Your objective -
Reproduce all of the data, making sure that no line differs from the original.

Data for this exercise -

——

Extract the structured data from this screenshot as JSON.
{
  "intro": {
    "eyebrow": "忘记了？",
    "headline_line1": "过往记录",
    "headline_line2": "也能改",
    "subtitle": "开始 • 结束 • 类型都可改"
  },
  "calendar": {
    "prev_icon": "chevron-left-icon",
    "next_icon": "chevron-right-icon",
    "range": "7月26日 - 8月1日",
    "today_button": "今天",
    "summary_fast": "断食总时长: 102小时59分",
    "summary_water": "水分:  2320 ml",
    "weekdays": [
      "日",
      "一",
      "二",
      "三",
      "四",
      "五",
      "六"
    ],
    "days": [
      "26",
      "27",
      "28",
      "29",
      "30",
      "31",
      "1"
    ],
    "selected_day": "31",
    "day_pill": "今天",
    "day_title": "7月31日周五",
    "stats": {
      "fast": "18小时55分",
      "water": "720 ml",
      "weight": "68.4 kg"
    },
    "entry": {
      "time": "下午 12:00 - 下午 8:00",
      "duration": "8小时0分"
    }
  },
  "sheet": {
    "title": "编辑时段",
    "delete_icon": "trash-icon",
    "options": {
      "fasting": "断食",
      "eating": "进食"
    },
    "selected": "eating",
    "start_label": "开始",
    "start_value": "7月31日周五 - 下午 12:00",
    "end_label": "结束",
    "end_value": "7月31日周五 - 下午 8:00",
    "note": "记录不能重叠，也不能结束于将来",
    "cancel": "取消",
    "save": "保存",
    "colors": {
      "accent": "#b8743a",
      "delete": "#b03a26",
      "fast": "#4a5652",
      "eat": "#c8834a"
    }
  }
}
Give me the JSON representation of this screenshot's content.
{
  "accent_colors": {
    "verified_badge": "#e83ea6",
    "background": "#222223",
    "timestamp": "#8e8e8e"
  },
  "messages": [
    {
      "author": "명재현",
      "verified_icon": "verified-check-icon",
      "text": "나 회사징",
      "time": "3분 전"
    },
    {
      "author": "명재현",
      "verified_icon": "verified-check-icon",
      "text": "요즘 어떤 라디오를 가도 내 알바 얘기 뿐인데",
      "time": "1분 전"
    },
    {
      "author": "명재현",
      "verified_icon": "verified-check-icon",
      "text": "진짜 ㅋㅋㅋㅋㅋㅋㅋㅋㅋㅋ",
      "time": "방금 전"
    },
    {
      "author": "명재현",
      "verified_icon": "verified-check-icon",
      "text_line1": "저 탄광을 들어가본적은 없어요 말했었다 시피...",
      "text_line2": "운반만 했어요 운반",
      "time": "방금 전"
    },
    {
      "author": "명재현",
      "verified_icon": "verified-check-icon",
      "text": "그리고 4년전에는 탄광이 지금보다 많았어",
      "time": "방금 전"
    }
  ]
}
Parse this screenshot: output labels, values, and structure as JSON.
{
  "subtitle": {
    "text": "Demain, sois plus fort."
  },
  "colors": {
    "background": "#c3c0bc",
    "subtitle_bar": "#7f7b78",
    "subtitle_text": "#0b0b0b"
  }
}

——

Problem solution -
Extract the structured data from this screenshot as JSON.
{
  "intro": {
    "eyebrow": "忘记了？",
    "headline_line1": "过往记录",
    "headline_line2": "也能改",
    "subtitle": "开始 • 结束 • 类型都可改"
  },
  "calendar": {
    "prev_icon": "chevron-left-icon",
    "next_icon": "chevron-right-icon",
    "range": "7月26日 - 8月1日",
    "today_button": "今天",
    "summary_fast": "断食总时长: 102小时59分",
    "summary_water": "水分:  2320 ml",
    "weekdays": [
      "日",
      "一",
      "二",
      "三",
      "四",
      "五",
      "六"
    ],
    "days": [
      "26",
      "27",
      "28",
      "29",
      "30",
      "31",
      "1"
    ],
    "selected_day": "31",
    "day_pill": "今天",
    "day_title": "7月31日周五",
    "stats": {
      "fast": "18小时55分",
      "water": "720 ml",
      "weight": "68.4 kg"
    },
    "entry": {
      "time": "下午 12:00 - 下午 8:00",
      "duration": "8小时0分"
    }
  },
  "sheet": {
    "title": "编辑时段",
    "delete_icon": "trash-icon",
    "options": {
      "fasting": "断食",
      "eating": "进食"
    },
    "selected": "eating",
    "start_label": "开始",
    "start_value": "7月31日周五 - 下午 12:00",
    "end_label": "结束",
    "end_value": "7月31日周五 - 下午 8:00",
    "note": "记录不能重叠，也不能结束于将来",
    "cancel": "取消",
    "save": "保存",
    "colors": {
      "accent": "#b8743a",
      "delete": "#b03a26",
      "fast": "#4a5652",
      "eat": "#c8834a"
    }
  }
}
Give me the JSON representation of this screenshot's content.
{
  "accent_colors": {
    "verified_badge": "#e83ea6",
    "background": "#222223",
    "timestamp": "#8e8e8e"
  },
  "messages": [
    {
      "author": "명재현",
      "verified_icon": "verified-check-icon",
      "text": "나 회사징",
      "time": "3분 전"
    },
    {
      "author": "명재현",
      "verified_icon": "verified-check-icon",
      "text": "요즘 어떤 라디오를 가도 내 알바 얘기 뿐인데",
      "time": "1분 전"
    },
    {
      "author": "명재현",
      "verified_icon": "verified-check-icon",
      "text": "진짜 ㅋㅋㅋㅋㅋㅋㅋㅋㅋㅋ",
      "time": "방금 전"
    },
    {
      "author": "명재현",
      "verified_icon": "verified-check-icon",
      "text_line1": "저 탄광을 들어가본적은 없어요 말했었다 시피...",
      "text_line2": "운반만 했어요 운반",
      "time": "방금 전"
    },
    {
      "author": "명재현",
      "verified_icon": "verified-check-icon",
      "text": "그리고 4년전에는 탄광이 지금보다 많았어",
      "time": "방금 전"
    }
  ]
}
Parse this screenshot: output labels, values, and structure as JSON.
{
  "subtitle": {
    "text": "Demain, sois plus fort."
  },
  "colors": {
    "background": "#c3c0bc",
    "subtitle_bar": "#7f7b78",
    "subtitle_text": "#0b0b0b"
  }
}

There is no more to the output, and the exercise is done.